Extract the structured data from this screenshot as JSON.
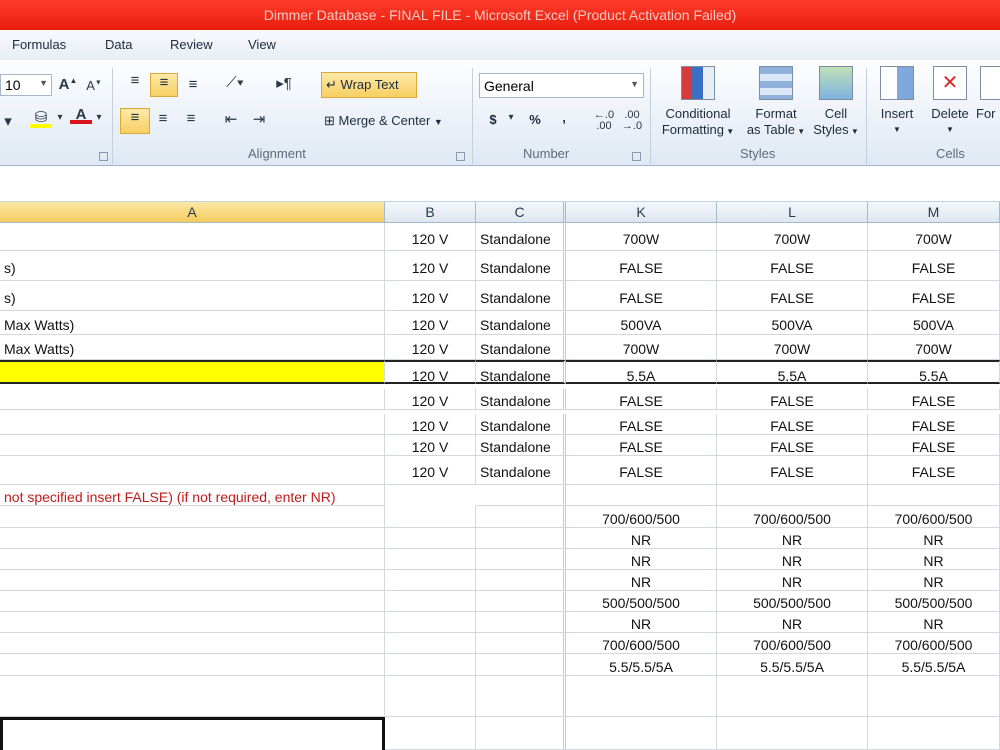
{
  "window": {
    "title": "Dimmer Database - FINAL FILE  -  Microsoft Excel (Product Activation Failed)"
  },
  "menu": {
    "tabs": [
      "Formulas",
      "Data",
      "Review",
      "View"
    ]
  },
  "ribbon": {
    "font_size": "10",
    "wrap_text": "Wrap Text",
    "merge_center": "Merge & Center",
    "number_format": "General",
    "currency": "$",
    "percent": "%",
    "comma": ",",
    "conditional_formatting": [
      "Conditional",
      "Formatting"
    ],
    "format_as_table": [
      "Format",
      "as Table"
    ],
    "cell_styles": [
      "Cell",
      "Styles"
    ],
    "insert": "Insert",
    "delete": "Delete",
    "format": "For",
    "groups": {
      "alignment": "Alignment",
      "number": "Number",
      "styles": "Styles",
      "cells": "Cells"
    }
  },
  "sheet": {
    "columns": [
      "A",
      "B",
      "C",
      "K",
      "L",
      "M"
    ],
    "rows": [
      {
        "a": "",
        "b": "120 V",
        "c": "Standalone",
        "k": "700W",
        "l": "700W",
        "m": "700W"
      },
      {
        "a": "s)",
        "b": "120 V",
        "c": "Standalone",
        "k": "FALSE",
        "l": "FALSE",
        "m": "FALSE"
      },
      {
        "a": "s)",
        "b": "120 V",
        "c": "Standalone",
        "k": "FALSE",
        "l": "FALSE",
        "m": "FALSE"
      },
      {
        "a": "Max Watts)",
        "b": "120 V",
        "c": "Standalone",
        "k": "500VA",
        "l": "500VA",
        "m": "500VA"
      },
      {
        "a": "Max Watts)",
        "b": "120 V",
        "c": "Standalone",
        "k": "700W",
        "l": "700W",
        "m": "700W"
      },
      {
        "a": "",
        "b": "120 V",
        "c": "Standalone",
        "k": "5.5A",
        "l": "5.5A",
        "m": "5.5A"
      },
      {
        "a": "",
        "b": "120 V",
        "c": "Standalone",
        "k": "FALSE",
        "l": "FALSE",
        "m": "FALSE"
      },
      {
        "a": "",
        "b": "120 V",
        "c": "Standalone",
        "k": "FALSE",
        "l": "FALSE",
        "m": "FALSE"
      },
      {
        "a": "",
        "b": "120 V",
        "c": "Standalone",
        "k": "FALSE",
        "l": "FALSE",
        "m": "FALSE"
      },
      {
        "a": "",
        "b": "120 V",
        "c": "Standalone",
        "k": "FALSE",
        "l": "FALSE",
        "m": "FALSE"
      },
      {
        "a": "not specified insert FALSE) (if not required, enter NR)",
        "b": "",
        "c": "",
        "k": "",
        "l": "",
        "m": ""
      },
      {
        "a": "",
        "b": "",
        "c": "",
        "k": "700/600/500",
        "l": "700/600/500",
        "m": "700/600/500"
      },
      {
        "a": "",
        "b": "",
        "c": "",
        "k": "NR",
        "l": "NR",
        "m": "NR"
      },
      {
        "a": "",
        "b": "",
        "c": "",
        "k": "NR",
        "l": "NR",
        "m": "NR"
      },
      {
        "a": "",
        "b": "",
        "c": "",
        "k": "NR",
        "l": "NR",
        "m": "NR"
      },
      {
        "a": "",
        "b": "",
        "c": "",
        "k": "500/500/500",
        "l": "500/500/500",
        "m": "500/500/500"
      },
      {
        "a": "",
        "b": "",
        "c": "",
        "k": "NR",
        "l": "NR",
        "m": "NR"
      },
      {
        "a": "",
        "b": "",
        "c": "",
        "k": "700/600/500",
        "l": "700/600/500",
        "m": "700/600/500"
      },
      {
        "a": "",
        "b": "",
        "c": "",
        "k": "5.5/5.5/5A",
        "l": "5.5/5.5/5A",
        "m": "5.5/5.5/5A"
      },
      {
        "a": "",
        "b": "",
        "c": "",
        "k": "",
        "l": "",
        "m": ""
      },
      {
        "a": "",
        "b": "",
        "c": "",
        "k": "",
        "l": "",
        "m": ""
      }
    ],
    "colors": {
      "highlight": "#ffff00",
      "note_text": "#c21a1a",
      "active_header": "#f4cb5d"
    }
  }
}
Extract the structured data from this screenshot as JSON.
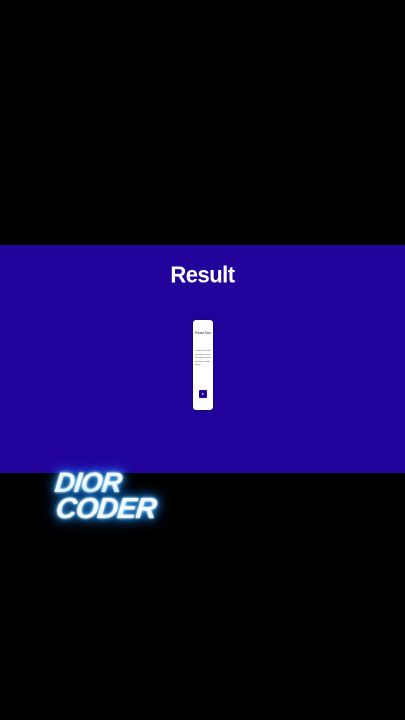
{
  "colors": {
    "background": "#000000",
    "band": "#22049c",
    "card": "#ffffff",
    "accent": "#22049c",
    "glow": "#2d9dff"
  },
  "result": {
    "title": "Result"
  },
  "card": {
    "title": "Read Sun",
    "text": "Lorem ipsum dolor sit amet consectetur adipiscing elit sed do eiusmod tempor",
    "button_icon": "play-arrow-icon"
  },
  "logo": {
    "line1": "DIOR",
    "line2": "CODER"
  }
}
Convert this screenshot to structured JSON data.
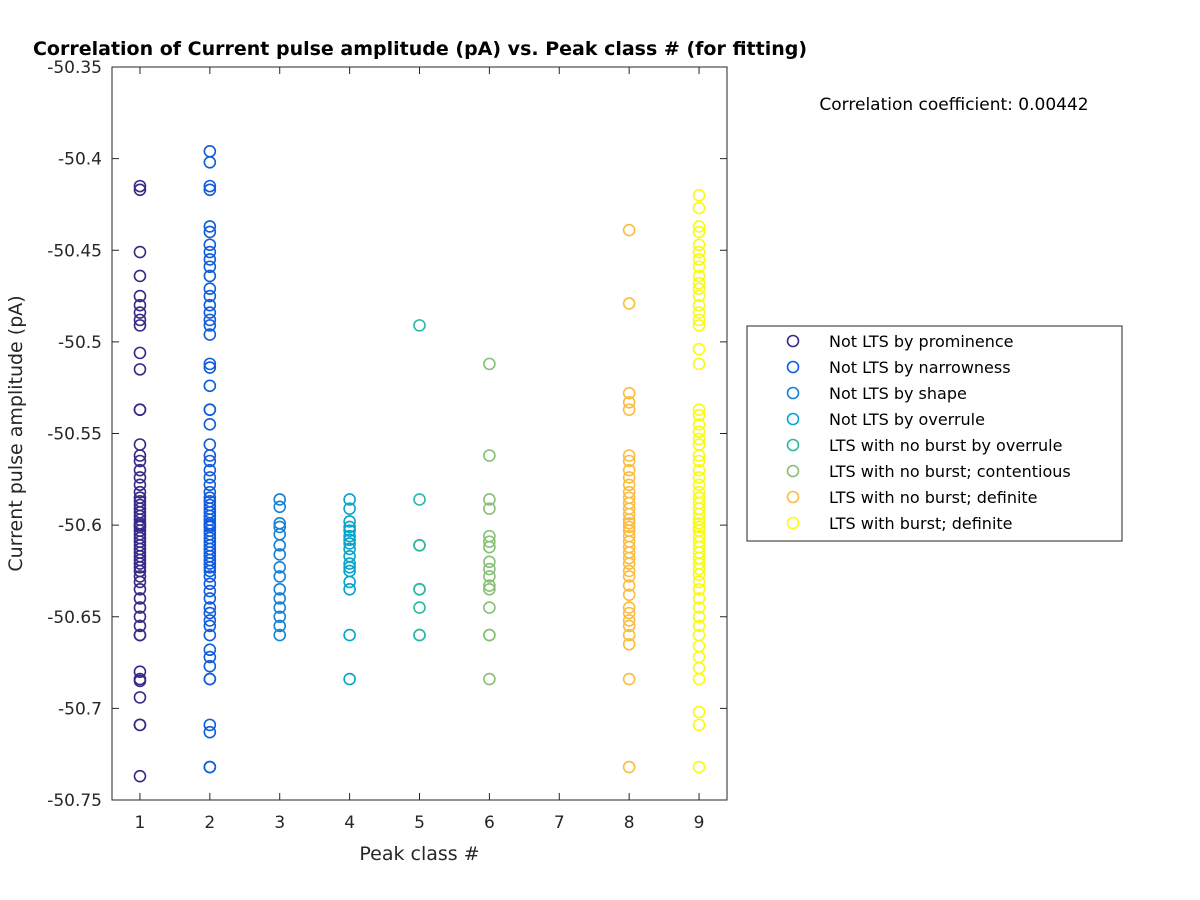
{
  "chart_data": {
    "type": "scatter",
    "title": "Correlation of Current pulse amplitude (pA) vs. Peak class # (for fitting)",
    "xlabel": "Peak class #",
    "ylabel": "Current pulse amplitude (pA)",
    "xlim": [
      0.6,
      9.4
    ],
    "ylim": [
      -50.75,
      -50.35
    ],
    "xticks": [
      1,
      2,
      3,
      4,
      5,
      6,
      7,
      8,
      9
    ],
    "xtick_labels": [
      "1",
      "2",
      "3",
      "4",
      "5",
      "6",
      "7",
      "8",
      "9"
    ],
    "yticks": [
      -50.75,
      -50.7,
      -50.65,
      -50.6,
      -50.55,
      -50.5,
      -50.45,
      -50.4,
      -50.35
    ],
    "ytick_labels": [
      "-50.75",
      "-50.7",
      "-50.65",
      "-50.6",
      "-50.55",
      "-50.5",
      "-50.45",
      "-50.4",
      "-50.35"
    ],
    "grid": false,
    "marker": "open-circle",
    "annotation": "Correlation coefficient: 0.00442",
    "legend_position": "right",
    "series": [
      {
        "name": "Not LTS by prominence",
        "color": "#352a87",
        "x": 1,
        "y": [
          -50.415,
          -50.417,
          -50.451,
          -50.464,
          -50.475,
          -50.48,
          -50.484,
          -50.488,
          -50.491,
          -50.506,
          -50.515,
          -50.537,
          -50.537,
          -50.556,
          -50.562,
          -50.565,
          -50.57,
          -50.574,
          -50.578,
          -50.582,
          -50.585,
          -50.587,
          -50.589,
          -50.591,
          -50.593,
          -50.595,
          -50.597,
          -50.599,
          -50.6,
          -50.601,
          -50.603,
          -50.605,
          -50.607,
          -50.609,
          -50.611,
          -50.613,
          -50.615,
          -50.617,
          -50.619,
          -50.621,
          -50.623,
          -50.625,
          -50.628,
          -50.631,
          -50.635,
          -50.64,
          -50.645,
          -50.65,
          -50.655,
          -50.66,
          -50.66,
          -50.68,
          -50.684,
          -50.685,
          -50.694,
          -50.709,
          -50.709,
          -50.737
        ]
      },
      {
        "name": "Not LTS by narrowness",
        "color": "#0f5cdd",
        "x": 2,
        "y": [
          -50.396,
          -50.402,
          -50.415,
          -50.417,
          -50.437,
          -50.44,
          -50.447,
          -50.451,
          -50.455,
          -50.459,
          -50.464,
          -50.471,
          -50.475,
          -50.48,
          -50.484,
          -50.488,
          -50.491,
          -50.496,
          -50.512,
          -50.514,
          -50.524,
          -50.537,
          -50.537,
          -50.545,
          -50.556,
          -50.562,
          -50.565,
          -50.57,
          -50.574,
          -50.578,
          -50.582,
          -50.585,
          -50.587,
          -50.589,
          -50.591,
          -50.593,
          -50.595,
          -50.597,
          -50.599,
          -50.6,
          -50.601,
          -50.603,
          -50.605,
          -50.607,
          -50.609,
          -50.611,
          -50.613,
          -50.615,
          -50.617,
          -50.619,
          -50.621,
          -50.623,
          -50.625,
          -50.628,
          -50.632,
          -50.636,
          -50.64,
          -50.645,
          -50.648,
          -50.652,
          -50.655,
          -50.66,
          -50.668,
          -50.672,
          -50.677,
          -50.684,
          -50.684,
          -50.709,
          -50.713,
          -50.732,
          -50.732
        ]
      },
      {
        "name": "Not LTS by shape",
        "color": "#1481d6",
        "x": 3,
        "y": [
          -50.586,
          -50.59,
          -50.599,
          -50.601,
          -50.605,
          -50.611,
          -50.616,
          -50.623,
          -50.628,
          -50.635,
          -50.64,
          -50.645,
          -50.65,
          -50.655,
          -50.66
        ]
      },
      {
        "name": "Not LTS by overrule",
        "color": "#06a4ca",
        "x": 4,
        "y": [
          -50.586,
          -50.591,
          -50.598,
          -50.601,
          -50.603,
          -50.606,
          -50.608,
          -50.61,
          -50.613,
          -50.617,
          -50.621,
          -50.623,
          -50.625,
          -50.631,
          -50.635,
          -50.66,
          -50.684
        ]
      },
      {
        "name": "LTS with no burst by overrule",
        "color": "#2eb7a4",
        "x": 5,
        "y": [
          -50.491,
          -50.586,
          -50.611,
          -50.611,
          -50.635,
          -50.635,
          -50.645,
          -50.66,
          -50.66
        ]
      },
      {
        "name": "LTS with no burst; contentious",
        "color": "#87bf77",
        "x": 6,
        "y": [
          -50.512,
          -50.562,
          -50.586,
          -50.591,
          -50.606,
          -50.609,
          -50.612,
          -50.62,
          -50.624,
          -50.628,
          -50.633,
          -50.635,
          -50.645,
          -50.66,
          -50.66,
          -50.684
        ]
      },
      {
        "name": "LTS with no burst; definite",
        "color": "#fbbc3f",
        "x": 8,
        "y": [
          -50.439,
          -50.479,
          -50.528,
          -50.533,
          -50.537,
          -50.562,
          -50.565,
          -50.57,
          -50.574,
          -50.578,
          -50.582,
          -50.585,
          -50.588,
          -50.591,
          -50.594,
          -50.597,
          -50.599,
          -50.601,
          -50.603,
          -50.606,
          -50.609,
          -50.612,
          -50.615,
          -50.618,
          -50.621,
          -50.625,
          -50.628,
          -50.633,
          -50.638,
          -50.645,
          -50.648,
          -50.652,
          -50.655,
          -50.66,
          -50.665,
          -50.684,
          -50.732
        ]
      },
      {
        "name": "LTS with burst; definite",
        "color": "#f9fb0e",
        "x": 9,
        "y": [
          -50.42,
          -50.427,
          -50.437,
          -50.44,
          -50.447,
          -50.451,
          -50.455,
          -50.459,
          -50.464,
          -50.468,
          -50.471,
          -50.475,
          -50.48,
          -50.484,
          -50.488,
          -50.491,
          -50.504,
          -50.512,
          -50.537,
          -50.54,
          -50.545,
          -50.549,
          -50.553,
          -50.556,
          -50.562,
          -50.565,
          -50.57,
          -50.574,
          -50.578,
          -50.582,
          -50.585,
          -50.588,
          -50.591,
          -50.594,
          -50.597,
          -50.599,
          -50.601,
          -50.603,
          -50.606,
          -50.609,
          -50.612,
          -50.615,
          -50.618,
          -50.621,
          -50.624,
          -50.627,
          -50.631,
          -50.635,
          -50.64,
          -50.645,
          -50.65,
          -50.655,
          -50.66,
          -50.666,
          -50.672,
          -50.678,
          -50.684,
          -50.702,
          -50.709,
          -50.732
        ]
      }
    ]
  }
}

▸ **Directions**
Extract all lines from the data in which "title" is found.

▸ **Result of this exercise**
    "title": "Dimmer Database - FINAL FILE  -  Microsoft Excel (Product Activation Failed)"
    "title": "Result"
    "title": "Read Sun",
    "title": "Correlation of Current pulse amplitude (pA) vs. Peak class # (for fitting)",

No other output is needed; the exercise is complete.